When developing values for a new company there are three critical elements that company values must have to be effective, they are:
- Company values must be meaningful and reflect the company’s ethos and goals.
- Company values need to be demonstrated with actions starting from the top down.
- Company values need to be built into the everyday culture of the company.
In the world of business there are scores of companies that have great values beautifully written and presented. However, some basic questions must be asked of people on all levels in the business:
- Do they know the company values?
- Do they care about them?
- And if they do, how do these values impact their day-to-day working environment?
Developing meaningful values
The values of a company need to be clear and resonate within all levels of the organisation. Often when company values are not effective it is because very few people were involved in setting them up. This will at least give members the impression that their opinion is important. Try and incorporate the company values around points that are raised by the majority so that there can be a majority buy in. Each person brings with them a different set of values and tying these into the overall company values can create meaningful values that do change the success of a business.
Obviously a company’s values will differ depending on the type of company, but making them specific to that company and showing every individual how their roles play a part in the overall value system, will lead to greater productivity and happier staff.
Actions speak louder than words
So now you have great all-encompassing values that each member of an organisation has bought into and helped develop, but all too often this is where the process ends. All staff will now be looking closely at whether these are values are shown or just words on a piece of paper.
This is where the CEO, board of directors and senior management need to show through their actions that the company values are important to them and are part of everyday operations. If top management do things or make decisions that go against the agreed upon company values it will be very difficult to have ordinary members of staff take them seriously.

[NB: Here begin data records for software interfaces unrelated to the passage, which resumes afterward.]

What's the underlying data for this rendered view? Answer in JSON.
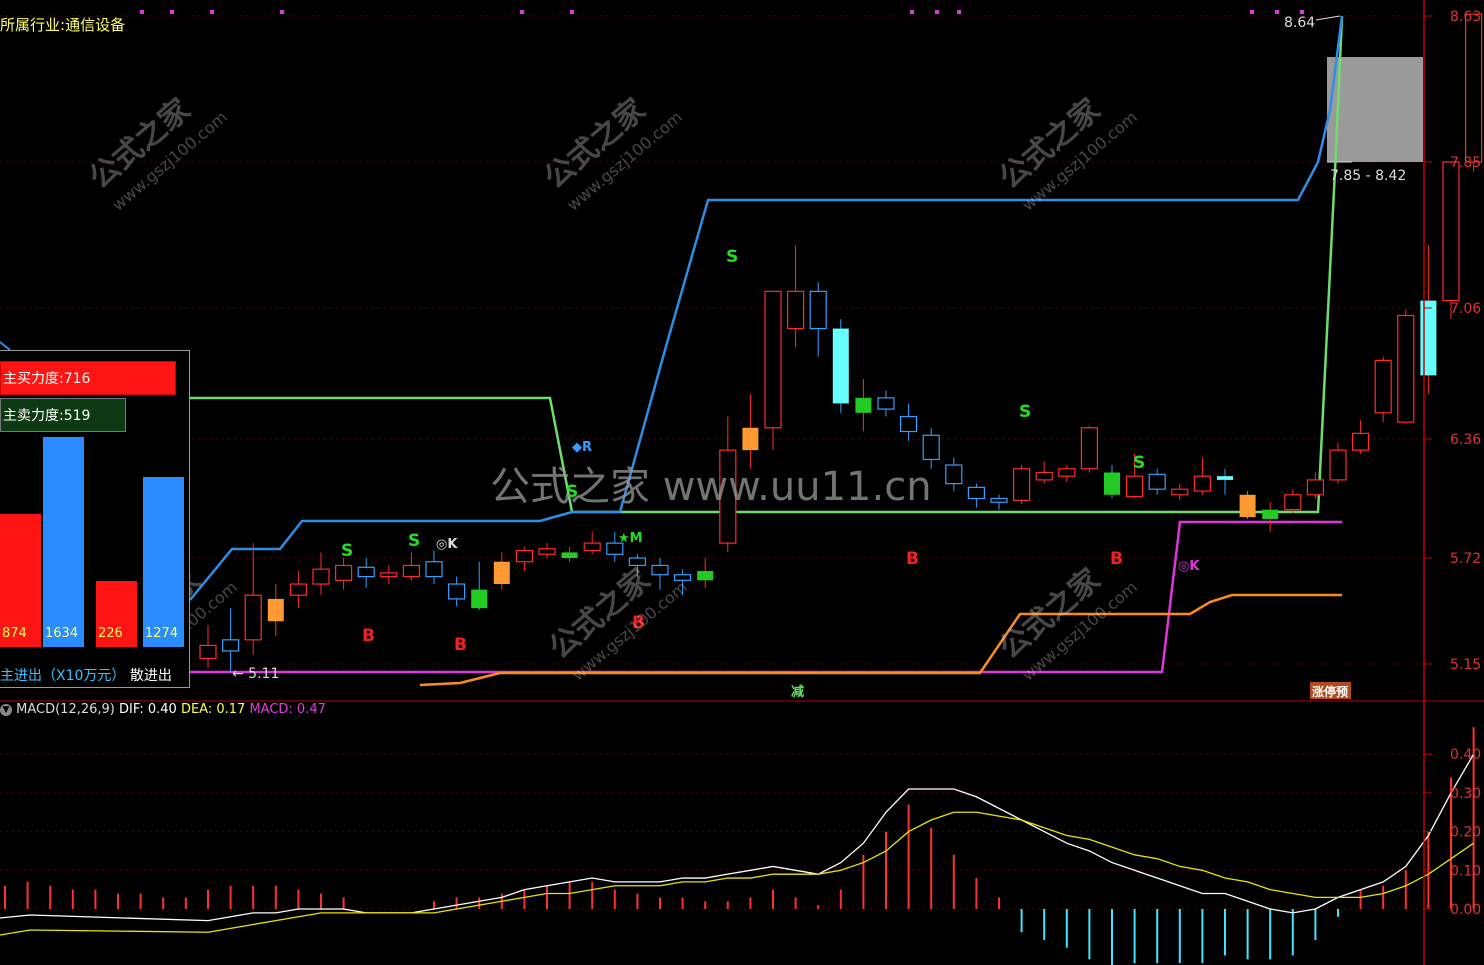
{
  "header": {
    "industry_label": "所属行业:",
    "industry_value": "通信设备"
  },
  "watermarks": {
    "brand": "公式之家",
    "site": "www.gszj100.com",
    "center": "公式之家 www.uu11.cn"
  },
  "colors": {
    "bg": "#000000",
    "up_candle": "#ff2a2a",
    "down_candle": "#33a0ff",
    "green_line": "#6fdc6f",
    "blue_line": "#2e8ee6",
    "magenta_line": "#e034e0",
    "orange_line": "#ff8c1a",
    "dif": "#ffffff",
    "dea": "#e6e600",
    "macd_pos": "#ff3030",
    "macd_neg": "#3fe6ff",
    "axis": "#c00000"
  },
  "price_axis": {
    "ticks": [
      "8.63",
      "7.85",
      "7.06",
      "6.36",
      "5.72",
      "5.15"
    ]
  },
  "macd_axis": {
    "ticks": [
      "0.40",
      "0.30",
      "0.20",
      "0.10",
      "0.00"
    ]
  },
  "annotations": {
    "high_label": "8.64",
    "low_label": "5.11",
    "range_label": "7.85 - 8.42",
    "jian": "减",
    "zhangting": "涨停预"
  },
  "panel": {
    "buy_label": "主买力度:716",
    "sell_label": "主卖力度:519",
    "columns": [
      {
        "value": "874",
        "color": "#ff1414"
      },
      {
        "value": "1634",
        "color": "#2a8cff"
      },
      {
        "value": "226",
        "color": "#ff1414"
      },
      {
        "value": "1274",
        "color": "#2a8cff"
      }
    ],
    "flow_label": "主进出（X10万元）",
    "flow_label2": "散进出"
  },
  "macd_header": {
    "name": "MACD(12,26,9)",
    "dif_label": "DIF: 0.40",
    "dea_label": "DEA: 0.17",
    "macd_label": "MACD: 0.47"
  },
  "chart_data": {
    "type": "candlestick",
    "y_range": [
      5.11,
      8.64
    ],
    "candles": [
      {
        "o": 5.18,
        "c": 5.25,
        "h": 5.36,
        "l": 5.13
      },
      {
        "o": 5.28,
        "c": 5.22,
        "h": 5.45,
        "l": 5.11
      },
      {
        "o": 5.28,
        "c": 5.52,
        "h": 5.8,
        "l": 5.2
      },
      {
        "o": 5.38,
        "c": 5.5,
        "h": 5.58,
        "l": 5.3
      },
      {
        "o": 5.52,
        "c": 5.58,
        "h": 5.65,
        "l": 5.45
      },
      {
        "o": 5.58,
        "c": 5.66,
        "h": 5.75,
        "l": 5.52
      },
      {
        "o": 5.6,
        "c": 5.68,
        "h": 5.72,
        "l": 5.55
      },
      {
        "o": 5.67,
        "c": 5.62,
        "h": 5.72,
        "l": 5.56
      },
      {
        "o": 5.62,
        "c": 5.64,
        "h": 5.68,
        "l": 5.58
      },
      {
        "o": 5.62,
        "c": 5.68,
        "h": 5.75,
        "l": 5.6
      },
      {
        "o": 5.7,
        "c": 5.62,
        "h": 5.76,
        "l": 5.58
      },
      {
        "o": 5.58,
        "c": 5.5,
        "h": 5.62,
        "l": 5.46
      },
      {
        "o": 5.55,
        "c": 5.45,
        "h": 5.7,
        "l": 5.44
      },
      {
        "o": 5.58,
        "c": 5.7,
        "h": 5.75,
        "l": 5.55
      },
      {
        "o": 5.7,
        "c": 5.76,
        "h": 5.78,
        "l": 5.65
      },
      {
        "o": 5.74,
        "c": 5.77,
        "h": 5.8,
        "l": 5.72
      },
      {
        "o": 5.72,
        "c": 5.75,
        "h": 5.78,
        "l": 5.7
      },
      {
        "o": 5.76,
        "c": 5.8,
        "h": 5.86,
        "l": 5.74
      },
      {
        "o": 5.8,
        "c": 5.74,
        "h": 5.86,
        "l": 5.7
      },
      {
        "o": 5.72,
        "c": 5.68,
        "h": 5.74,
        "l": 5.62
      },
      {
        "o": 5.68,
        "c": 5.63,
        "h": 5.72,
        "l": 5.55
      },
      {
        "o": 5.63,
        "c": 5.6,
        "h": 5.66,
        "l": 5.52
      },
      {
        "o": 5.6,
        "c": 5.65,
        "h": 5.72,
        "l": 5.56
      },
      {
        "o": 5.8,
        "c": 6.3,
        "h": 6.48,
        "l": 5.75
      },
      {
        "o": 6.3,
        "c": 6.42,
        "h": 6.6,
        "l": 6.2
      },
      {
        "o": 6.42,
        "c": 7.15,
        "h": 7.15,
        "l": 6.3
      },
      {
        "o": 6.95,
        "c": 7.15,
        "h": 7.4,
        "l": 6.85
      },
      {
        "o": 7.15,
        "c": 6.95,
        "h": 7.2,
        "l": 6.8
      },
      {
        "o": 6.95,
        "c": 6.55,
        "h": 7.0,
        "l": 6.5
      },
      {
        "o": 6.5,
        "c": 6.58,
        "h": 6.68,
        "l": 6.4
      },
      {
        "o": 6.58,
        "c": 6.52,
        "h": 6.62,
        "l": 6.48
      },
      {
        "o": 6.48,
        "c": 6.4,
        "h": 6.55,
        "l": 6.35
      },
      {
        "o": 6.38,
        "c": 6.25,
        "h": 6.42,
        "l": 6.2
      },
      {
        "o": 6.22,
        "c": 6.12,
        "h": 6.26,
        "l": 6.08
      },
      {
        "o": 6.1,
        "c": 6.04,
        "h": 6.12,
        "l": 5.99
      },
      {
        "o": 6.04,
        "c": 6.02,
        "h": 6.06,
        "l": 5.98
      },
      {
        "o": 6.03,
        "c": 6.2,
        "h": 6.22,
        "l": 6.01
      },
      {
        "o": 6.14,
        "c": 6.18,
        "h": 6.24,
        "l": 6.12
      },
      {
        "o": 6.16,
        "c": 6.2,
        "h": 6.22,
        "l": 6.13
      },
      {
        "o": 6.2,
        "c": 6.42,
        "h": 6.43,
        "l": 6.18
      },
      {
        "o": 6.18,
        "c": 6.06,
        "h": 6.22,
        "l": 6.04
      },
      {
        "o": 6.05,
        "c": 6.16,
        "h": 6.28,
        "l": 6.04
      },
      {
        "o": 6.17,
        "c": 6.09,
        "h": 6.2,
        "l": 6.06
      },
      {
        "o": 6.06,
        "c": 6.09,
        "h": 6.12,
        "l": 6.03
      },
      {
        "o": 6.08,
        "c": 6.16,
        "h": 6.26,
        "l": 6.06
      },
      {
        "o": 6.16,
        "c": 6.14,
        "h": 6.2,
        "l": 6.06
      },
      {
        "o": 6.06,
        "c": 5.94,
        "h": 6.08,
        "l": 5.93
      },
      {
        "o": 5.93,
        "c": 5.98,
        "h": 6.02,
        "l": 5.86
      },
      {
        "o": 5.98,
        "c": 6.06,
        "h": 6.09,
        "l": 5.96
      },
      {
        "o": 6.06,
        "c": 6.14,
        "h": 6.18,
        "l": 6.04
      },
      {
        "o": 6.14,
        "c": 6.3,
        "h": 6.34,
        "l": 6.12
      },
      {
        "o": 6.3,
        "c": 6.39,
        "h": 6.46,
        "l": 6.28
      },
      {
        "o": 6.5,
        "c": 6.78,
        "h": 6.8,
        "l": 6.45
      },
      {
        "o": 6.45,
        "c": 7.02,
        "h": 7.05,
        "l": 6.45
      },
      {
        "o": 6.7,
        "c": 7.1,
        "h": 7.4,
        "l": 6.6
      },
      {
        "o": 7.1,
        "c": 7.85,
        "h": 7.85,
        "l": 7.0
      },
      {
        "o": 7.85,
        "c": 8.64,
        "h": 8.64,
        "l": 7.8
      }
    ],
    "macd": {
      "dif": [
        -0.03,
        -0.02,
        -0.01,
        -0.01,
        0.0,
        0.0,
        0.0,
        -0.01,
        -0.01,
        -0.01,
        0.0,
        0.01,
        0.02,
        0.03,
        0.05,
        0.06,
        0.07,
        0.08,
        0.07,
        0.07,
        0.07,
        0.08,
        0.08,
        0.09,
        0.1,
        0.11,
        0.1,
        0.09,
        0.12,
        0.17,
        0.25,
        0.31,
        0.31,
        0.31,
        0.29,
        0.26,
        0.23,
        0.2,
        0.17,
        0.15,
        0.12,
        0.1,
        0.08,
        0.06,
        0.04,
        0.04,
        0.02,
        0.0,
        -0.01,
        0.0,
        0.03,
        0.05,
        0.07,
        0.11,
        0.19,
        0.3,
        0.4
      ],
      "dea": [
        -0.06,
        -0.05,
        -0.04,
        -0.03,
        -0.02,
        -0.01,
        -0.01,
        -0.01,
        -0.01,
        -0.01,
        -0.01,
        0.0,
        0.01,
        0.02,
        0.03,
        0.04,
        0.04,
        0.05,
        0.06,
        0.06,
        0.06,
        0.07,
        0.07,
        0.08,
        0.08,
        0.09,
        0.09,
        0.09,
        0.1,
        0.12,
        0.15,
        0.2,
        0.23,
        0.25,
        0.25,
        0.24,
        0.23,
        0.21,
        0.19,
        0.18,
        0.16,
        0.14,
        0.13,
        0.11,
        0.1,
        0.08,
        0.07,
        0.05,
        0.04,
        0.03,
        0.03,
        0.03,
        0.04,
        0.06,
        0.09,
        0.13,
        0.17
      ],
      "hist": [
        0.05,
        0.06,
        0.06,
        0.06,
        0.05,
        0.04,
        0.03,
        0.0,
        0.0,
        0.0,
        0.02,
        0.03,
        0.03,
        0.04,
        0.05,
        0.06,
        0.07,
        0.07,
        0.05,
        0.04,
        0.03,
        0.03,
        0.02,
        0.02,
        0.03,
        0.05,
        0.03,
        0.01,
        0.05,
        0.14,
        0.2,
        0.27,
        0.21,
        0.14,
        0.08,
        0.03,
        -0.06,
        -0.08,
        -0.1,
        -0.13,
        -0.15,
        -0.14,
        -0.14,
        -0.14,
        -0.14,
        -0.12,
        -0.13,
        -0.13,
        -0.12,
        -0.08,
        -0.02,
        0.05,
        0.06,
        0.1,
        0.2,
        0.34,
        0.47
      ]
    }
  }
}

Building the values into the culture
Once the previous two steps have been put in place properly, the values that are set are meaningful, and have been put into action – especially by senior management – a company is well on its way.
The next step over the medium to long-term is building these values into the culture of the company. This is done by talking about the values in whatever forms are appropriate; this can include training, meetings, newsletters, etc. When people are being interviewed for new positions make sure the values form part of the hiring criteria. This way the values become more than goals but are what an organisation becomes.
Get it right from the start
Identifying and incorporating values for your company is one way of moving your business forward quickly. If done properly it can create a foundation that all members within the organisation strive for, thereby creating a culture of doing things for an overarching value proposition.
Fred Schebesta is the founder of Finder.com.au. You can follow Fred on Google+, Twitter, LinkedIn or his blog where he spends his time writing about areas passionate to him including entrepreneurship, HR and leadership.